Women continue to speak out, but seldom in their own, authentic voices. Rather, their speech echoes that of therapists; they speak the language of mental health—of their disorders, and their path to healing. They speak of being in recovery—as though it were a geographical space. Their stories are absent context, without larger meaning.
In being framed as medical, incest has been rendered trivial. Somehow, mental health ideology infiltrated and subverted feminist rationality. Once incest was re-formulated by treaters and healers, speaking out itself was transformed. Its meaning was changed. The personal became public, but not political. It was not the abuse of male power, but individual women and their symptoms who needed to change.
What we are speaking of here is not therapy, the private event. It is the therapeutic ideology—a way of seeing the world that enlarges the personal, with no agenda for the political. It is a belief system, a way of seeing the world that subverts the goals of feminism: it promotes the personal to the paramount, sells belonging in suffering, offers consolation that what afflicts you is not politically engineered, but an individual fate. When the therapeutic ideology triumphs— feminism loses.
Alas, it has proved very seductive. The therapeutic ideology infiltrated feminism through the issue of incest. It hijacked the issue from under feminism’s nose. It pretended to feminism by hijacking feminist language.
Combining that language with mental health credo, it offered to survivors something it called empowerment. All women needed was the courage to cede their power to experts. The language promised liberation; spoke of the struggle. By the early 1990’s, you no longer distinguish what survivors were calling the survivor movement from what everyone else was calling the recovery movement. And all of this in the name of feminism.
Speaking out—lopped free from all political foundation— was bankrupt. No more than confession. It was now said to be a “stage” in healing.
But who would dare challenge such things? To speak out on this is to seem to be making rude noises on an intensive care ward. Who among us is brutal enough to speak against healing?
We have been re-silenced.
Fathers and stepfathers continue to rape children. Children pay a high price for that. Their mothers pay a high price for that. The cost benefit analysis of incest remains the same. The fact of incest, the incidence of incest—routine, banal, non-exotic incest— is the sexualization of children in everyday reality: the expression of rage at women by wounding their children, in everyday reality.
Pictures in the media of children sexualized are signifiers of the licensed act. Images of women dressed as children, of children made up and photographed as little women, are signifiers, a warning of license.
As long as the act itself remains uncensured, and the aggressors remain publicly unchallenged as a collective force, by a collective force as long as feminist analysis and energy is submerged in and overridden by mental health doctrine, images of the sexualization of children are (to use the old incest cliche) the “tip of the iceberg.”

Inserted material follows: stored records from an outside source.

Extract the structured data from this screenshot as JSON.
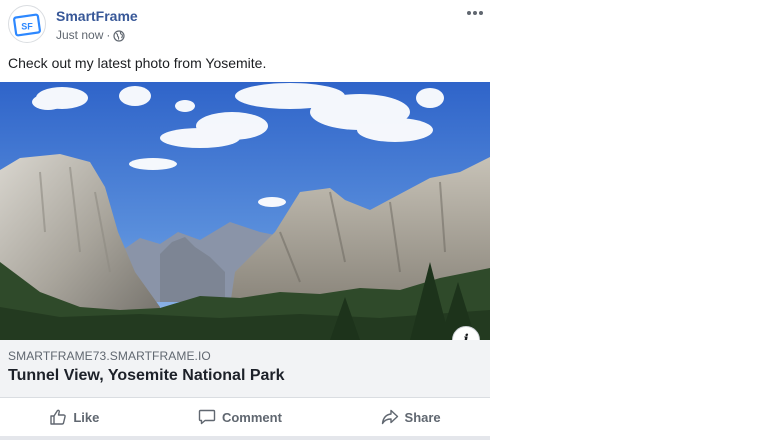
{
  "post": {
    "page_name": "SmartFrame",
    "avatar_text": "SF",
    "timestamp": "Just now",
    "separator": "·",
    "audience_icon": "globe-icon",
    "more_icon": "more-dots-icon",
    "text": "Check out my latest photo from Yosemite."
  },
  "photo": {
    "subject": "Tunnel View, Yosemite National Park",
    "info_label": "i"
  },
  "link_preview": {
    "domain": "SMARTFRAME73.SMARTFRAME.IO",
    "title": "Tunnel View, Yosemite National Park"
  },
  "actions": {
    "like_label": "Like",
    "comment_label": "Comment",
    "share_label": "Share"
  },
  "colors": {
    "brand_blue": "#385898",
    "logo_blue": "#2d88ff",
    "meta_gray": "#606770",
    "preview_bg": "#f2f3f5"
  }
}
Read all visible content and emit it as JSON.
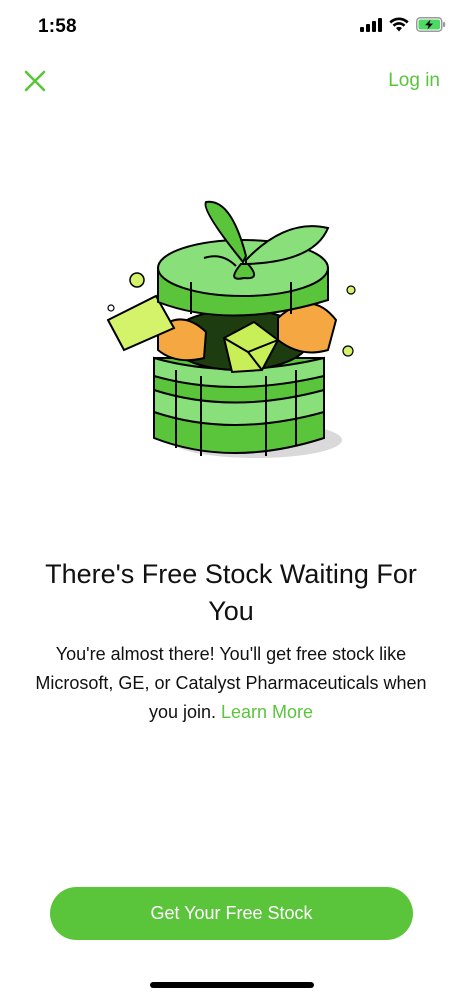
{
  "status_bar": {
    "time": "1:58"
  },
  "nav": {
    "close_icon": "close-icon",
    "login_label": "Log in"
  },
  "hero": {
    "illustration": "gift-box-with-stocks"
  },
  "content": {
    "headline": "There's Free Stock Waiting For You",
    "body": "You're almost there! You'll get free stock like Microsoft, GE, or Catalyst Pharmaceuticals when you join.",
    "learn_more_label": "Learn More"
  },
  "cta": {
    "label": "Get Your Free Stock"
  },
  "colors": {
    "accent": "#5ac53b",
    "button_text": "#ffffff",
    "text": "#111111"
  }
}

The iceberg remains the socially tolerated act of child-rape by fathers.
Louise Armstrong is author of the groundbreaking Kiss Daddy Goodnight (Hawthorn Books 1978; Pocket Books 1919, 1987) and numerous other books on feminist issues. Her forthcoming book, Rocking the Cradle of Sexual Politics: What Happened When Women Said Incest, will be published by Addison-Wesley in October.